He sipped a Goose Island Beer Co.'s Rambler, the company's seasonal red IPA. "It's more aggressively hopped than I expected, " he says. "And has a very floral nose." I had a Bell's Lager, a Bohemian-style pilsner.
Asked what his first craft beer was, Harold laughed and rolled his eyes. "Ohhh boooy ..., " then he paused to think. "I remember the first beer that I drank that I thought 'Beer can be like this?' It was Dogfish Head's Punkin Ale," he says. The Delaware-based brewery's ale is a pumpkin ale brewed with brown sugar and spices. "But I couldn't tell you what the first one was."
As Director of Beer Programs for the World Beer Festival, he has plenty he does have to remember. He has to keep breweries happy, distributors happy and attendees happy. It helps that Harold has seen the festival from all sides: The last two years as an employee, the three previous years as a brewery participant working for Carolina Brewery and as a patron for several years before that. It gives him a fuller perspective on the event.
"There is more of an emphasis on the experience," Harold says. To attain this experience the festival has several presentations during both the afternoon and evening sessions. Wanting to build off of the presentation aspect of the day, new elements were added. "We've got food and beer pairings, homebrewing demos and people like Farm Boy Farms to come in and address how the ingredients [like roasted malt and hops] translate to beer," he says. "There's more of the technical side now to the beer fest experience."
Recently, the festival brought in Newlands Systems, a brewing equipment manufacturer, to help with the educational mission. "They bring in a scaled-down version of a brewery and talk about the commercial brewing process," he says. "It is a model on how the brewery works. We call it the 'Barbie Brewery' because of its scale and size."
The festival will again have a cask area with infused beers but for the first time in Durham it also will have a Belgium beer garden. "There'll be 12 to 14 different Belgian beers and styles," he says.
The festival has reduced its attendance cap by a third and raised the general admission price by $10. "Reducing the crowd size will shorten the lines," he says. "But it will also create an atmosphere for consumers to interact with brewery reps and brewers." The goal is a more relaxed and enjoyable experience.
An even bigger change is that the festival is buying the beer for the event. Previously, it relied on breweries and distributors to donate beer. That had long been a source of contention in the craft beer community. "Moving to that model," Harold says, "puts the power of selection back into the World Beer Festival's hands."
One thing you won't see is out-of-market beer. This means you won't see names such as Deschutes, Lost Abbey or Odell's making an appearance like they have in the past. So who would Harold love to see come into the market so he can get them on the floor at the festival? "I would love to see Cigar City Brewing [from Tampa, Florida] for one.
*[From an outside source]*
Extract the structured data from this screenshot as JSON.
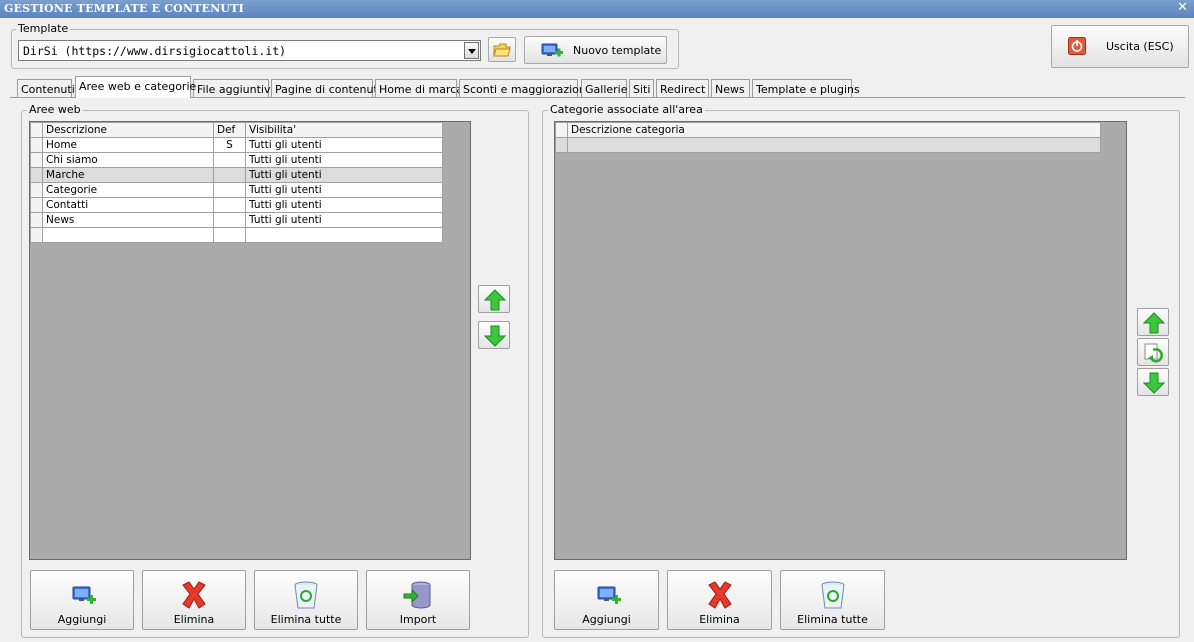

They should be in the market within the next year," he says. "Of course I'd love to see Deschutes. Lost Abbey. The list is long .... "
This article appeared in print with the headline "Putting the beer in beer festival."